"I related concussions to boxers," he said. "I didn't put one and two together. You get KO'd on the football (field) like getting KO'd in the damn ring, it's a concussion. I didn't put that together because, again, no doctors from middle school through high school through college through the league called them concussions. They all called them dingers and stingers." 

He does have some advice for current Lions running back Jahvid Best.

"If he wants to play again, God bless him, but if he can come back and still be comprehensible and still be able to understand things and still live a real good life," Barney said. "I would tell him, if he's going to play, they've got to get some kind of special helmet for him because it's not going to take much longer if he keeps getting those dinger, stinger and bell-ringers as the boxers used to call them, or even the concussions, that he's going to be around here.

"I would tell him to maybe look at doing something else rather than coming back again after having those back-to-(back) concussions. It's a dangerous game. Like I said, I don't have anything against it, I just don't have anything for it now."

For fans that thought Barry Sanders quit on the Lions now you can see why. The man wanted to walk away with his health.

Jim Buss wants Kobe to be a Laker for life

While the Los Angeles Lakers made some deadline day moves to compete for another championship, Lakers exec,Jim Buss says he wants Kobe Bryant to be a Laker for life. That's a shocker. Who in the Lakers front office wouldn't want Kobe to remain with the team until he calls it quits?

The problem is placating Kobe and putting a competitive team around him. I guess Buss has it all figured out.

"I think about a lot of things to improve this team, to figure out how to manage the finances of it," said Lakers executive vice president of player personnel, Jim Buss, as a guest on the "Mason & Ireland Show" on 710 ESPN on Friday. "One thing I haven't thought of is Kobe being somewhere else. I don't know why that question has ever come up and I'd like to squish that one."

While it's hard to imagine Bryant in another uniform, it's had to say that Bryant will be able to compete at an elite level for the duration of his career. A caller on the show Buss appeared on went as far as saying that Bryant and the Lakers had a short window of opportunity to win a sixth championship. Buss thinks that Bryant has a lot left to give and won't sell him short.

"I might disagree with you that Kobe only has three or four years left, but we'll see," Buss said. "As you see, we make trades and our whole focus isn't to win a sixth (championship). I'm not sure I would stop there for Kobe; I would go to seven or eight if we can. ... I think Kobe is going to be a Laker for life and I'm pretty sure he's not going to hang them up after two years."    

The only way Kobe leaves Los Angeles is if the Lakers are in so much disrepair that he doesn't want to stick around for a rebuilding job.

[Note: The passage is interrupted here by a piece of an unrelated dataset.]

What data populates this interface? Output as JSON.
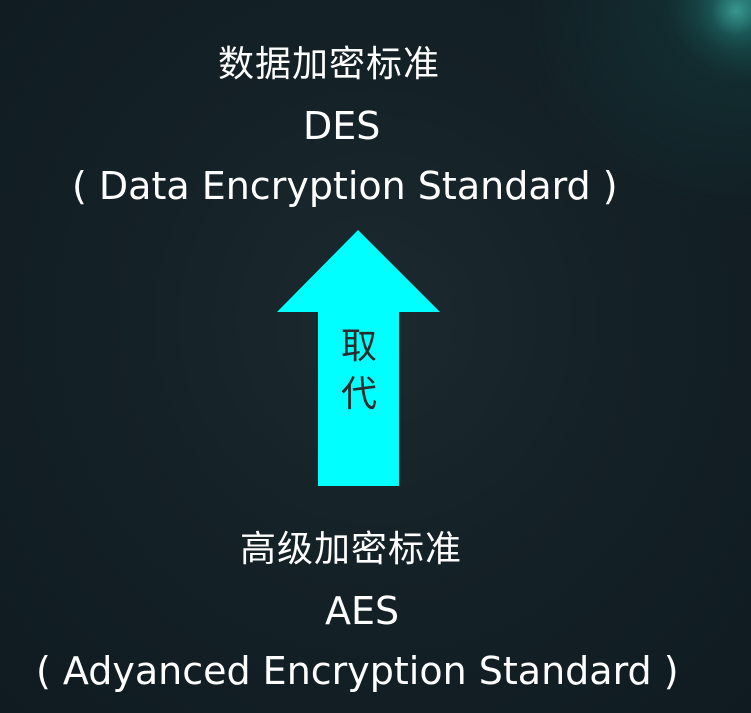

His competitive juices will keep him in the game for as long as he desires.